Exercise instructions —
Your answer should consist of the lines below that hold the word "특수문자".
========================================================================
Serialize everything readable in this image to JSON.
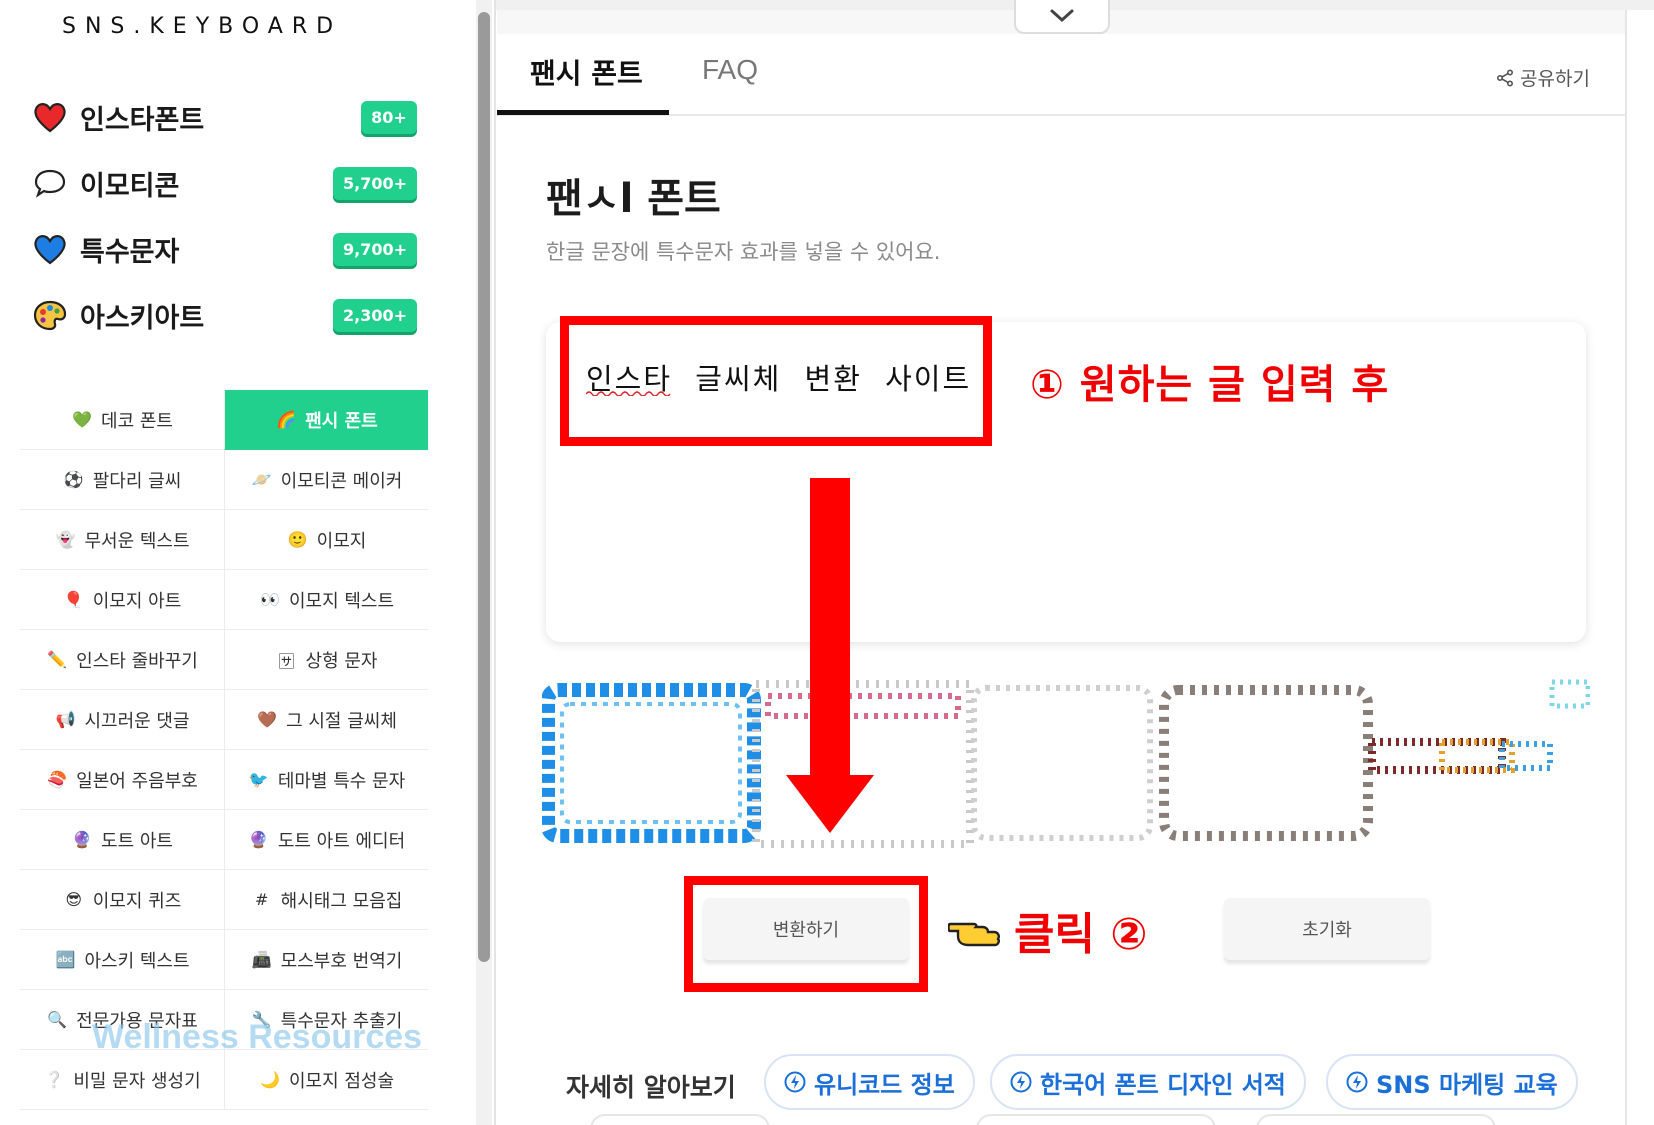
{
  "app": {
    "logo": "SNS.KEYBOARD"
  },
  "sidebar": {
    "categories": [
      {
        "label": "인스타폰트",
        "badge": "80+",
        "icon": "heart-red-icon"
      },
      {
        "label": "이모티콘",
        "badge": "5,700+",
        "icon": "speech-bubble-icon"
      },
      {
        "label": "특수문자",
        "badge": "9,700+",
        "icon": "heart-blue-icon"
      },
      {
        "label": "아스키아트",
        "badge": "2,300+",
        "icon": "palette-icon"
      }
    ],
    "menu": [
      {
        "label": "데코 폰트",
        "icon": "💚"
      },
      {
        "label": "팬시 폰트",
        "icon": "🌈"
      },
      {
        "label": "팔다리 글씨",
        "icon": "⚽"
      },
      {
        "label": "이모티콘 메이커",
        "icon": "🪐"
      },
      {
        "label": "무서운 텍스트",
        "icon": "👻"
      },
      {
        "label": "이모지",
        "icon": "🙂"
      },
      {
        "label": "이모지 아트",
        "icon": "🎈"
      },
      {
        "label": "이모지 텍스트",
        "icon": "👀"
      },
      {
        "label": "인스타 줄바꾸기",
        "icon": "✏️"
      },
      {
        "label": "상형 문자",
        "icon": "🈂"
      },
      {
        "label": "시끄러운 댓글",
        "icon": "📢"
      },
      {
        "label": "그 시절 글씨체",
        "icon": "🤎"
      },
      {
        "label": "일본어 주음부호",
        "icon": "🍣"
      },
      {
        "label": "테마별 특수 문자",
        "icon": "🐦"
      },
      {
        "label": "도트 아트",
        "icon": "🔮"
      },
      {
        "label": "도트 아트 에디터",
        "icon": "🔮"
      },
      {
        "label": "이모지 퀴즈",
        "icon": "😎"
      },
      {
        "label": "해시태그 모음집",
        "icon": "#"
      },
      {
        "label": "아스키 텍스트",
        "icon": "🔤"
      },
      {
        "label": "모스부호 번역기",
        "icon": "📠"
      },
      {
        "label": "전문가용 문자표",
        "icon": "🔍"
      },
      {
        "label": "특수문자 추출기",
        "icon": "🔧"
      },
      {
        "label": "비밀 문자 생성기",
        "icon": "❔"
      },
      {
        "label": "이모지 점성술",
        "icon": "🌙"
      }
    ],
    "active_index": 1,
    "watermark": "Wellness Resources"
  },
  "tabs": [
    {
      "label": "팬시 폰트"
    },
    {
      "label": "FAQ"
    }
  ],
  "share_label": "공유하기",
  "page": {
    "title": "팬ㅅl 폰트",
    "subtitle": "한글 문장에 특수문자 효과를 넣을 수 있어요.",
    "input_value": "인스타 글씨체 변환 사이트"
  },
  "buttons": {
    "convert": "변환하기",
    "reset": "초기화"
  },
  "annotations": {
    "step1": "① 원하는 글 입력 후",
    "step2": "클릭 ②"
  },
  "more": {
    "label": "자세히 알아보기",
    "chips": [
      "유니코드 정보",
      "한국어 폰트 디자인 서적",
      "SNS 마케팅 교육"
    ]
  },
  "colors": {
    "accent": "#22d08e",
    "annotation_red": "#ff0000",
    "link_blue": "#1a6fd8"
  }
}
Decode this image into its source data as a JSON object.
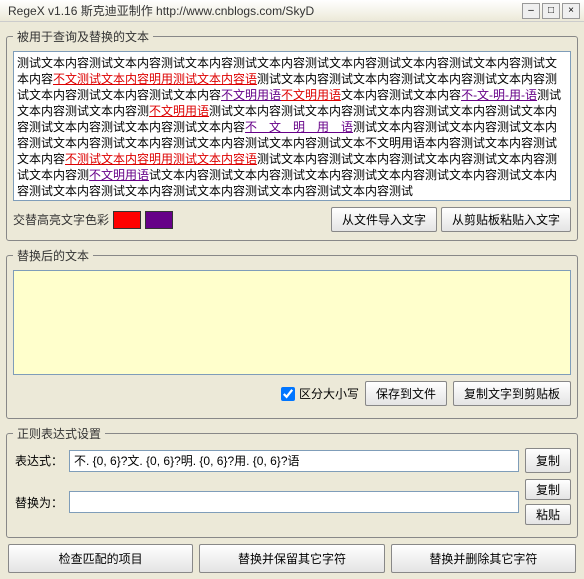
{
  "title": "RegeX v1.16  斯克迪亚制作   http://www.cnblogs.com/SkyD",
  "groups": {
    "source": "被用于查询及替换的文本",
    "replaced": "替换后的文本",
    "regex": "正则表达式设置"
  },
  "source_segments": [
    {
      "t": "测试文本内容测试文本内容测试文本内容测试文本内容测试文本内容测试文本内容测试文本内容测试文本内容",
      "c": "n"
    },
    {
      "t": "不文测试文本内容明用测试文本内容语",
      "c": "r"
    },
    {
      "t": "测试文本内容测试文本内容测试文本内容测试文本内容测试文本内容测试文本内容测试文本内容",
      "c": "n"
    },
    {
      "t": "不文明用语",
      "c": "p"
    },
    {
      "t": "不文明用语",
      "c": "r"
    },
    {
      "t": "文本内容测试文本内容",
      "c": "n"
    },
    {
      "t": "不-文-明-用-语",
      "c": "p"
    },
    {
      "t": "测试文本内容测试文本内容测",
      "c": "n"
    },
    {
      "t": "不文明用语",
      "c": "r"
    },
    {
      "t": "测试文本内容测试文本内容测试文本内容测试文本内容测试文本内容测试文本内容测试文本内容测试文本内容",
      "c": "n"
    },
    {
      "t": "不　文　明　用　语",
      "c": "p"
    },
    {
      "t": "测试文本内容测试文本内容测试文本内容测试文本内容测试文本内容测试文本内容测试文本内容测试文本不",
      "c": "n"
    },
    {
      "t": "文明用语本内容测试文本内容测试文本内容",
      "c": "n"
    },
    {
      "t": "不测试文本内容明用测试文本内容语",
      "c": "r"
    },
    {
      "t": "测试文本内容测试文本内容测试文本内容测试文本内容测试文本内容测",
      "c": "n"
    },
    {
      "t": "不文明用语",
      "c": "p"
    },
    {
      "t": "试文本内容测试文本内容测试文本内容测试文本内容测试文本内容测试文本内容测试文本内容测试文本内容测试文本内容测试文本内容测试文本内容测试",
      "c": "n"
    }
  ],
  "toolbar": {
    "swap_label": "交替高亮文字色彩",
    "import_file": "从文件导入文字",
    "paste_clip": "从剪贴板粘贴入文字"
  },
  "options": {
    "case_sensitive_label": "区分大小写",
    "case_sensitive": true,
    "save_file": "保存到文件",
    "copy_clip": "复制文字到剪贴板"
  },
  "regex": {
    "expr_label": "表达式：",
    "expr_value": "不. {0, 6}?文. {0, 6}?明. {0, 6}?用. {0, 6}?语",
    "repl_label": "替换为：",
    "repl_value": "",
    "copy_btn": "复制",
    "paste_btn": "粘贴"
  },
  "bottom": {
    "check": "检查匹配的项目",
    "replace_keep": "替换并保留其它字符",
    "replace_remove": "替换并删除其它字符"
  }
}
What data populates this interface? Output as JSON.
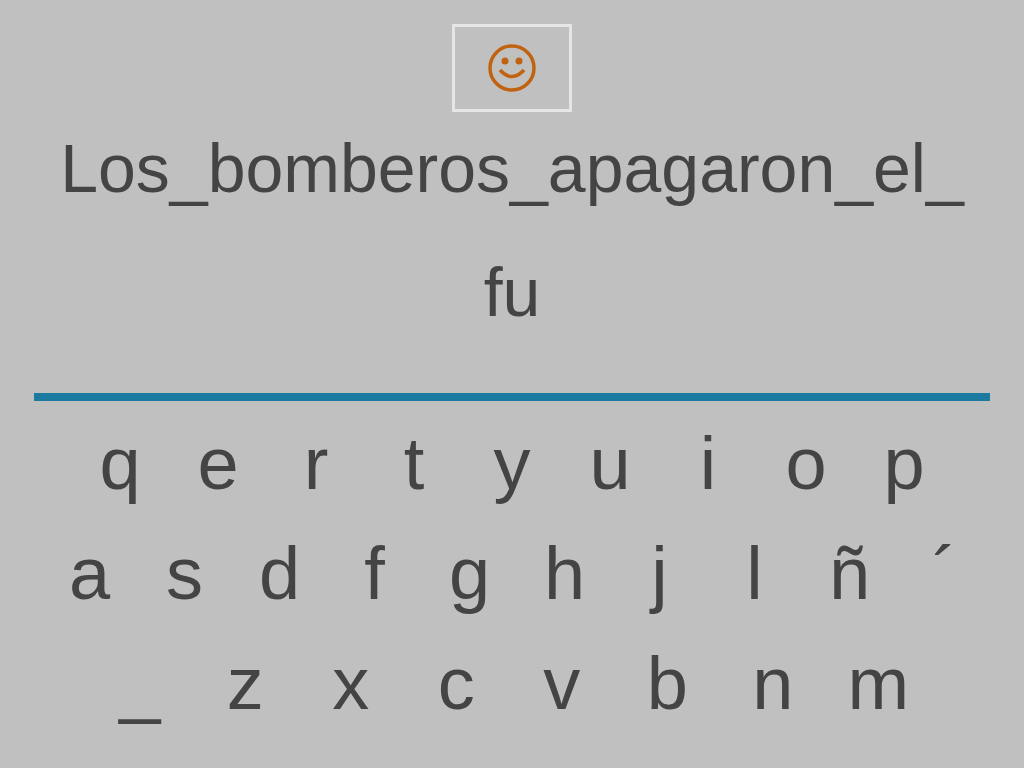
{
  "feedback": {
    "kind": "smiley"
  },
  "sentence_lines": [
    "Los_bomberos_apagaron_el_",
    "fu"
  ],
  "keyboard_rows": [
    [
      "q",
      "e",
      "r",
      "t",
      "y",
      "u",
      "i",
      "o",
      "p"
    ],
    [
      "a",
      "s",
      "d",
      "f",
      "g",
      "h",
      "j",
      "l",
      "ñ",
      "´"
    ],
    [
      "_",
      "z",
      "x",
      "c",
      "v",
      "b",
      "n",
      "m"
    ]
  ]
}
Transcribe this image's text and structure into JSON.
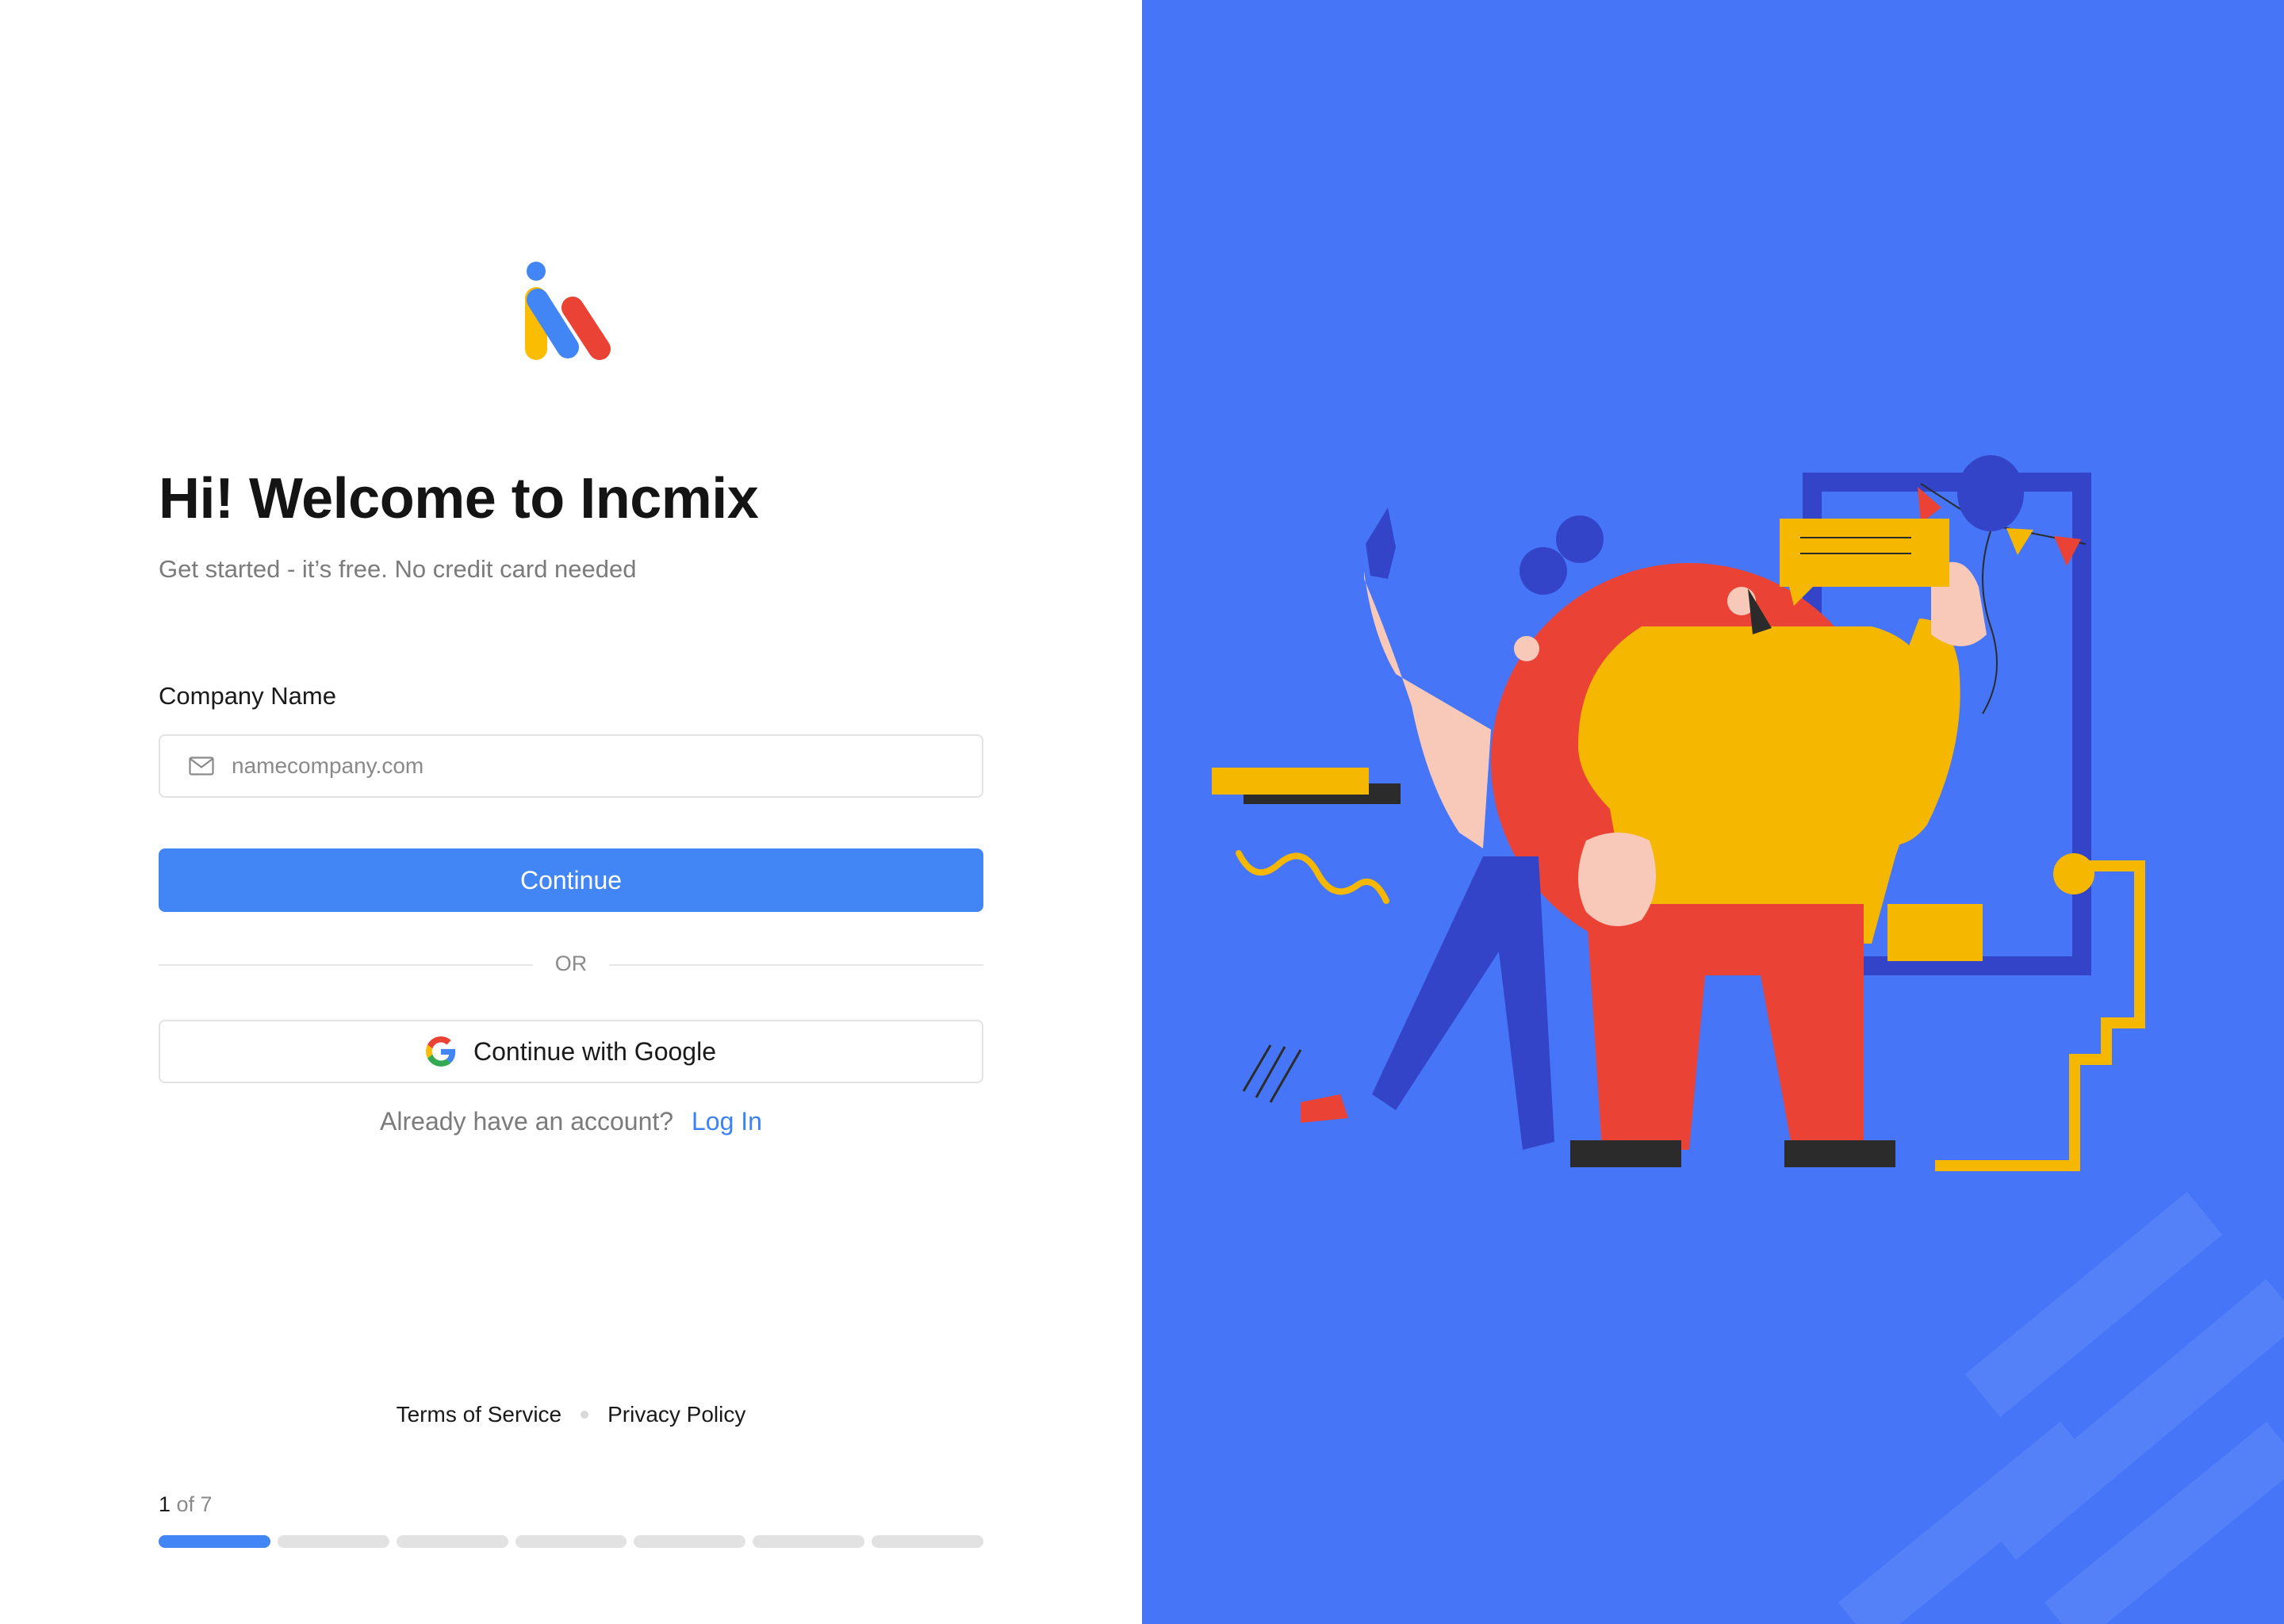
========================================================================
Exercise answer —
        "label": "특수문자",
        "label": "특수문자 추출기",
    "subtitle": "한글 문장에 특수문자 효과를 넣을 수 있어요.",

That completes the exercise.